“When the wind is in the east, it’s for neither man nor beast. When the wind is in the north, the old folk should not venture forth. When the wind is in the south, it blows the bait in the fishes’ mouth. When the wind is in the west, it is of all the winds the best.”
The direction of the wind, as noted in the aforementioned meteorological proverb, is usually a reliable indicator of the type of weather that’s coming. Still, I have about a dozen weather apps loaded on my iPhone, as well as that creepy somnambulant voice of Alexa that also provides me with the weather when prompted. It is rare that any of these predictors are ever in full agreement.
Technology is a blessing in so many ways, but to this day, I’m a firm believer in going outside to see exactly what’s going on. As such, I’m usually pretty good at predicting what may happen. Age and experience do come with certain benefits.
That said, no matter what means you rely on for weather information, it’s been readily apparent that this spring has brought a preponderance of nasty, cold, and windy weather, mainly blowing from the north and east. The freakish snow squall we witnessed on Saturday afternoon certainly confirmed the obvious.
However, the blustery west wind on Sunday was a true benefit as it brought about a classic blow-out tide resulting in an easy peck basket of hard-shelled clams for this faithful fish and shellfish chronicler. Clearly, that old weather proverb about a west wind being best proved truthful that day.
That said, while I’ve had my boat in the water since the middle of March, I have yet to venture forth to do any fishing. Yes, I have found some weather windows to check on my lobster traps every 10 days or so, but my rods and reels have yet to taste salt water. Not good.
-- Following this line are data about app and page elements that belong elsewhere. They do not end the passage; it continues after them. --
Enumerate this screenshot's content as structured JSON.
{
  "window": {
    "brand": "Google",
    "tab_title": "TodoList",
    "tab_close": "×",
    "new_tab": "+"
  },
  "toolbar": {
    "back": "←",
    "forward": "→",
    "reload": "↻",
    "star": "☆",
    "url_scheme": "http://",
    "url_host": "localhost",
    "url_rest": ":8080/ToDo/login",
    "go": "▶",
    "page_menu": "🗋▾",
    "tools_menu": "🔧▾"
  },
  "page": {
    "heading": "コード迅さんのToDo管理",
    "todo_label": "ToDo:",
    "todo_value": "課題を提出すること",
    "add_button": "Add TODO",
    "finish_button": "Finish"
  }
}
Better weather will break out soon. At least that’s what my weather apps tell me. But I still plan to keep my sweater out just in case, no matter the direction of the wind.
Montauk Harbor remains eerily quiet as party and charter boats remain silently tied up to the dock awaiting clearance once again to take paying fares out for a day on the water. Unfortunately, the pandemic has brought about the cancellation of the 33rd annual Sam’s Star Island’s Shark Tournament in late June. The fate of other tournaments on the docket this season remains uncertain.
Before the weekend blow, a few private craft ventured out of the well-protected harbor in search of fluke. The still-cold waters resulted in slim pickings. Those who traveled farther out to the CIA and Cartwright grounds south of the Lighthouse landed a few small codfish.
Over at the Tackle Shop in Amagansett, the owner and part-time weather expert Harvey Bennett was shocked to see the white flakes fly on Saturday. “It was just beyond odd,” he remarked. “That was more snow than what we saw all winter.”
Bennett noted that when conditions allow, bass fishing has been good on the ocean, in particular at Ditch Plain and White Sands, and that the porgy bite continues on the upswing. Folks utilizing squid jigs have also caught their fair share of the newly arrived tasty cephalopods, and blowfish have shown up in force in recent days, along with a few weakfish and bluefish.
“Don’t forget the freshwater fishing too,” he added. “The fishing has been excellent with a lot of walleye being taken at Fort Pond in Montauk. Also, carp action has been great. Just use some bread or pizza dough for bait. Does not get any simpler than that.”
Bennett is stocked with a full complement of bait and is currently open on weekends and by appointment. In addition to 50 percent off on certain tackle items, Bennett offers local delivery and curbside service at his shop, where only one person is allowed at a time in accordance with social distance protocols.
“The weather has not been our friend, that’s for sure,” laughed Sebastian Gorgone at Mrs. Sam’s Bait and Tackle in East Hampton. “But there has been a good shot of striped bass on the ocean beaches of late, and the porgy fishing around Shelter Island has been good on big fish when you can get out.” For the stripers, Gorgone suggests tossing a small bucktail for the greatest success, while clams and sandworms have been the ticket for the platter-size scup.
Enjoy working with seafood? You are in luck as the popular Dock to Dish community supported fish program is looking for summer interns who are 21 or older.
“We are seeking honest, hard-working, recent college graduates who can work night shifts and have a valid driver’s license,” said Sean Barrett, the co-founder of Dock to Dish. “We need those who are passionate about sustainable seafood to help us bring the freshest and safest New York State-certified wild fish fillets to local communities.” Applications can be filled out at: www.goodfoodjobs.com/jobs/132134/montauk-seafood-work.html
We welcome your fishing tips, observations, and photographs at [email protected]. You can find the “On the Water” column on Twitter at @ehstarfishing.